Bright Little Sunshine Smile

School: Lantana Elementary School

This is a story about a little boy named Gary and how Primary Project helped him come out of his shell.

Primary Project helps more than 600 kindergartens and first-grade students at 12 elementary schools in Palm Beach County by improving children's adjustment to school and enhancing their social and emotional well-being.

During a parent-teacher meeting, Gary's teacher said she wasn't sure how much Primary Project would benefit Gary, but she knew the program wouldn't do any harm and was willing to try. Gary did not speak much and when he did, he would repeat what was being said to him. This is called echolalia and it can be seen in children just learning to talk or in some students who have problems and challenges associated with autism spectrum disorder. The parent, teacher and a Primary Project Child Associate (Jacki), all agreed to have Gary start in the program to see if through play sessions he could enhance his social and emotional well-being. Primary Project sessions would also help to see if he would need potential extra support in the future. 

At his first session, Gary repeated what was said to him and showed the same behaviors he displayed in the classroom. From this observation, Jackie strategized and decided to do mirroring play and model play to see if that would help Gary come out of his shell. At the second session, if he stuck a finger in the sandbox so did Jacki. Then Jacki stuck another finger in and another and soon Gary had all his fingers in the sandbox and was very excited with the sand, so much so that the sand was spilling out of the box.

At his third and fourth sessions, Gary was now not repeating what Jacki would say and instead would use his own words. He would pick up a toy animal and say the animal's name and then make the animal's sound and even pretend to walk like that animal. Also, he wasn't just sticking to the sandbox table but moved around the room to where the animal toys were. Gary started to initiate conversation by saying the animal's name, making the sound of the animal and pretending to be the animal.

In addition, Gary started to communicate his emotions. During the next play session, Gary got excited with the sand and it got on his face and in his hair. He reacted by saying, “Oh my,” and then pointed to a wall poster showing the emotions of what he was feeling. Gary's teacher told Jacki that he was now interacting with his classmates and even needed to be told to go back to his seat because he was up talking to his friends too much. 

Play sessions continued to develop Gary's social skills, self-confidence, healthy self-expression, vocabulary and many more aspects of his life.
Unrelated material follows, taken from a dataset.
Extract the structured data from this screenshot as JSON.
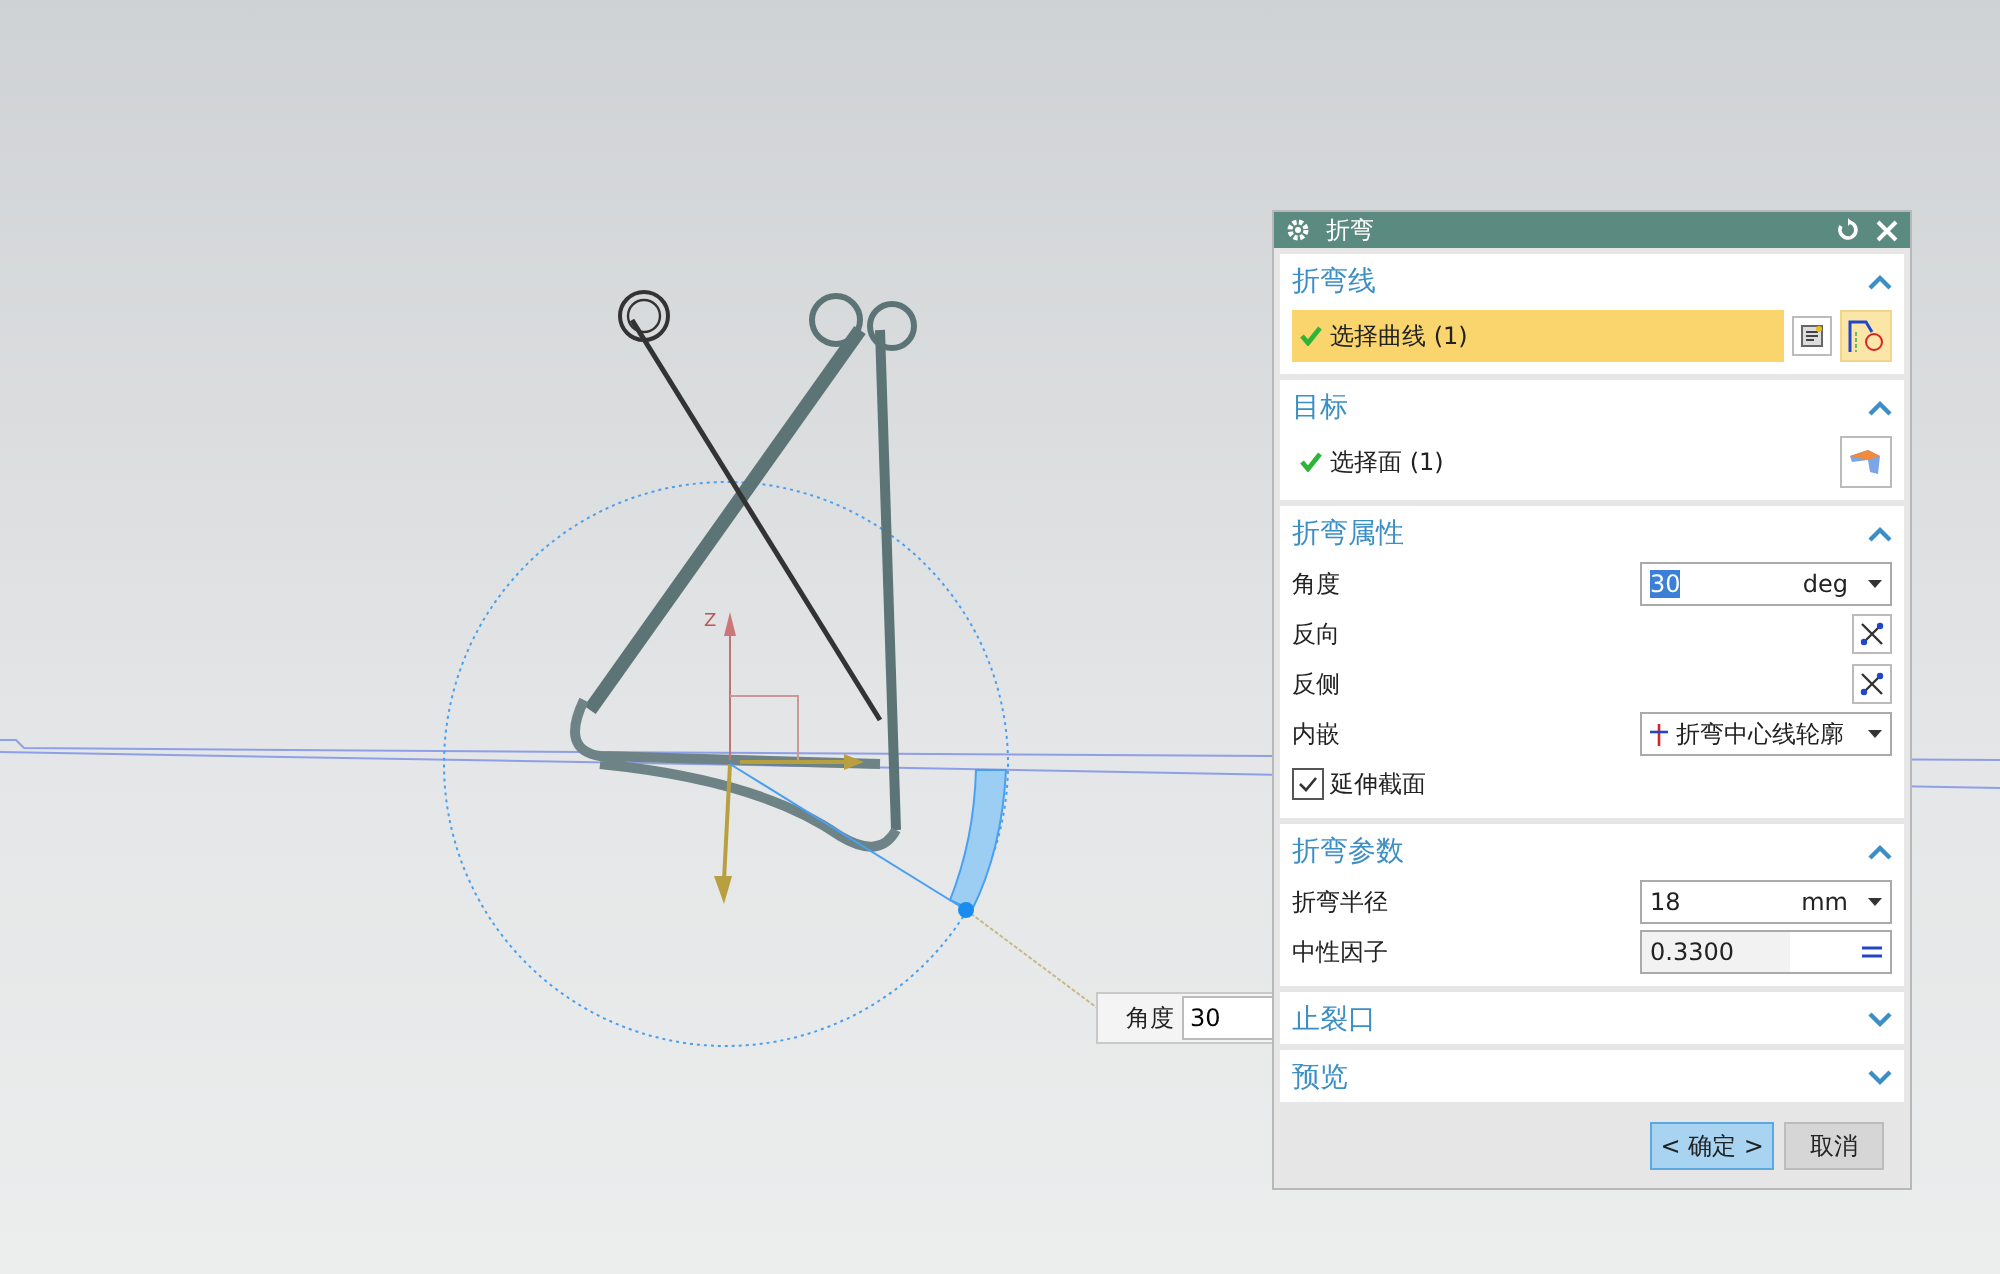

Thanks to the hard work of many, Gary's future is now much brighter!​​